■ DIRECTIONS
Omit the pictures. Print each entry below exactly.

■ DATA RECORDS
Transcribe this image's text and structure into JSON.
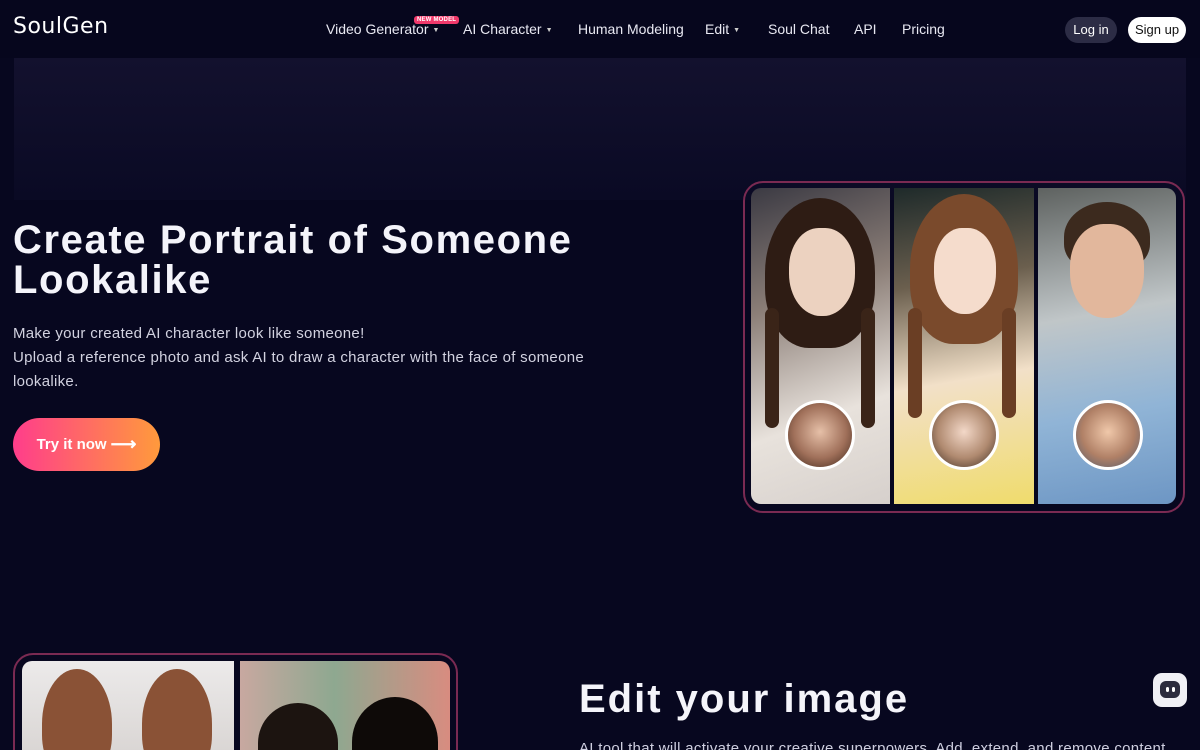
{
  "brand": {
    "logo": "SoulGen"
  },
  "nav": {
    "items": [
      {
        "label": "Video Generator",
        "has_caret": true
      },
      {
        "label": "AI Character",
        "has_caret": true
      },
      {
        "label": "Human Modeling",
        "has_caret": false
      },
      {
        "label": "Edit",
        "has_caret": true
      },
      {
        "label": "Soul Chat",
        "has_caret": false
      },
      {
        "label": "API",
        "has_caret": false
      },
      {
        "label": "Pricing",
        "has_caret": false
      }
    ],
    "new_badge": "NEW MODEL",
    "login": "Log in",
    "signup": "Sign up"
  },
  "hero": {
    "title": "Create Portrait of Someone Lookalike",
    "subtitle_line1": "Make your created AI character look like someone!",
    "subtitle_line2": "Upload a reference photo and ask AI to draw a character with the face of someone lookalike.",
    "cta": "Try it now",
    "cta_icon": "arrow-right-icon"
  },
  "section2": {
    "title": "Edit your image",
    "subtitle": "AI tool that will activate your creative superpowers. Add, extend, and remove content"
  },
  "icons": {
    "chat": "chat-bot-icon"
  },
  "colors": {
    "background": "#07071f",
    "cta_start": "#ff3d8b",
    "cta_end": "#ff9a3c",
    "badge": "#f0396b",
    "frame_border": "#7a2a52"
  }
}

■ YOUR RESPONSE
Transcribe this image's text and structure into JSON.
{
  "brand": {
    "logo": "SoulGen"
  },
  "nav": {
    "items": [
      {
        "label": "Video Generator",
        "has_caret": true
      },
      {
        "label": "AI Character",
        "has_caret": true
      },
      {
        "label": "Human Modeling",
        "has_caret": false
      },
      {
        "label": "Edit",
        "has_caret": true
      },
      {
        "label": "Soul Chat",
        "has_caret": false
      },
      {
        "label": "API",
        "has_caret": false
      },
      {
        "label": "Pricing",
        "has_caret": false
      }
    ],
    "new_badge": "NEW MODEL",
    "login": "Log in",
    "signup": "Sign up"
  },
  "hero": {
    "title": "Create Portrait of Someone Lookalike",
    "subtitle_line1": "Make your created AI character look like someone!",
    "subtitle_line2": "Upload a reference photo and ask AI to draw a character with the face of someone lookalike.",
    "cta": "Try it now",
    "cta_icon": "arrow-right-icon"
  },
  "section2": {
    "title": "Edit your image",
    "subtitle": "AI tool that will activate your creative superpowers. Add, extend, and remove content"
  },
  "icons": {
    "chat": "chat-bot-icon"
  },
  "colors": {
    "background": "#07071f",
    "cta_start": "#ff3d8b",
    "cta_end": "#ff9a3c",
    "badge": "#f0396b",
    "frame_border": "#7a2a52"
  }
}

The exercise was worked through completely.